The students are being persuaded to take out mobile contracts, and then sell the phones on to another company. They are promised an income from the phone as well. But more often than not they end up being liable for the new user's debts.
One student ended up owing £10,000, according to police. BBC Radio 4's You and Yours programme has found the scam has affected at least a dozen universities, and police are investigating at least 350 cases where students have lost money. Typically, students take out a phone contract in their own name, and then sell the handset to a private company for £50 or so, with the promise of more money to come.
One student, who spoke to the BBC anonymously, sent off six phones and ended up with a debt of £500. "The guy from the company turned up to my Uni. He steps out of the car - and he's looking really sharp, wearing a nice suit - and he gave a really convincing sales pitch," he told the programme. "I feel a bit silly for being duped into this," he added.
Police say they are still trying to work out how widespread the scam is. They say there may well be thousands of cases which have yet to be reported. "You've got to remember these students - 18 or 19 year-olds -are probably leaving home for the first time," said detective chief inspector Bob Mahoney, of the National Mobile Phone Crime Unit.
"They've got all the worries of student debts behind them, so any income they can generate does look attractive," he said.
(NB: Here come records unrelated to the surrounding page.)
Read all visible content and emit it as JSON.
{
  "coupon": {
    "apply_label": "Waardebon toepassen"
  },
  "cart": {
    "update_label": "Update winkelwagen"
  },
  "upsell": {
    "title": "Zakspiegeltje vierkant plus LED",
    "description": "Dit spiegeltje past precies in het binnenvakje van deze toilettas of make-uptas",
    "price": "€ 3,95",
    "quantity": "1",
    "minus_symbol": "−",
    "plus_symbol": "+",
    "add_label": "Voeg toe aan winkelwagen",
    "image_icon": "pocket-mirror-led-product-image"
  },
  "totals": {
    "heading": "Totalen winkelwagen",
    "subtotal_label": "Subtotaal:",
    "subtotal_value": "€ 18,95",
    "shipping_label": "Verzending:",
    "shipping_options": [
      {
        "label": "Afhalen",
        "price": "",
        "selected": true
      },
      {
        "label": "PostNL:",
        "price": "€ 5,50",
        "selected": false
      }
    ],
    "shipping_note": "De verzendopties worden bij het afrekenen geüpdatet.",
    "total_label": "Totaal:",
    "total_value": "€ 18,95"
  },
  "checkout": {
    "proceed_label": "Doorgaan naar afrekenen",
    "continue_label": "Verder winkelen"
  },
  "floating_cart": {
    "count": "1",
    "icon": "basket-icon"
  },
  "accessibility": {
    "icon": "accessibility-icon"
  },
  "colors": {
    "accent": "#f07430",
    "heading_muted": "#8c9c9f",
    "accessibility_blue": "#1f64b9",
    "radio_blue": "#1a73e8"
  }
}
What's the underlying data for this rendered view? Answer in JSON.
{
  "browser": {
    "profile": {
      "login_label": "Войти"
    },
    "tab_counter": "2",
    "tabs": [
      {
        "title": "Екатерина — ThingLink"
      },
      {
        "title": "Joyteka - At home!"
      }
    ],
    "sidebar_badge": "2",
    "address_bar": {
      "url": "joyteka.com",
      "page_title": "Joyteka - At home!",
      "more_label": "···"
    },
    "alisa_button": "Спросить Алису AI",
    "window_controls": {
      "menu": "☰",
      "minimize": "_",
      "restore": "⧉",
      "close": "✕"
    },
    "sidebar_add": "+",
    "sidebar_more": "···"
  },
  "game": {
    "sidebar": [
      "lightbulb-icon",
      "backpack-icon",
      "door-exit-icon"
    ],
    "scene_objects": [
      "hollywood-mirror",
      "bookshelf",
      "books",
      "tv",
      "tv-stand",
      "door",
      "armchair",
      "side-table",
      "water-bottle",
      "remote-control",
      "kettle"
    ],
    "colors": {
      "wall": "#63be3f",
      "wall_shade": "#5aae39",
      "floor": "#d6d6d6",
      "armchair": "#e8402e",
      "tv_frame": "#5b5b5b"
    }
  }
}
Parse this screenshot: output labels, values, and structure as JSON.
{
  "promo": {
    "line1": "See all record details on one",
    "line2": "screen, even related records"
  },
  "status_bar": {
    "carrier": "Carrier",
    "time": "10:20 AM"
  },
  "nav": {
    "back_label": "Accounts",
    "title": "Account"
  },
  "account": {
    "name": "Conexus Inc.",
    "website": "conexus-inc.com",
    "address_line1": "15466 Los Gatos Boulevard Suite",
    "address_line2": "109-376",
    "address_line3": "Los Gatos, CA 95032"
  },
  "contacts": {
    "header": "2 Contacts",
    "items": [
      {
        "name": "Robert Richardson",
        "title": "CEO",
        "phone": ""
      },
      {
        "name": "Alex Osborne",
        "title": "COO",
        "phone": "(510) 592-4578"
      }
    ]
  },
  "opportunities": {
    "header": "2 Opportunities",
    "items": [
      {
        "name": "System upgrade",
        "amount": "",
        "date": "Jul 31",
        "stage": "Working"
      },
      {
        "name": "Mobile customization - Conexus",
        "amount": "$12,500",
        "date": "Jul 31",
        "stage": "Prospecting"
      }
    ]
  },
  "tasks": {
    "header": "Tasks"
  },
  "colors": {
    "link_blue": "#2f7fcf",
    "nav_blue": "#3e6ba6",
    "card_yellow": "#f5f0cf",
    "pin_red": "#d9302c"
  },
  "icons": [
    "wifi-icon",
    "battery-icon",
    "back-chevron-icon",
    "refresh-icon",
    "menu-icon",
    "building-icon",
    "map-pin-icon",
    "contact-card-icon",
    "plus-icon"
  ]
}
Students are being advised not to give away personal details, and to look at their credit ratings to see if any changes have occurred.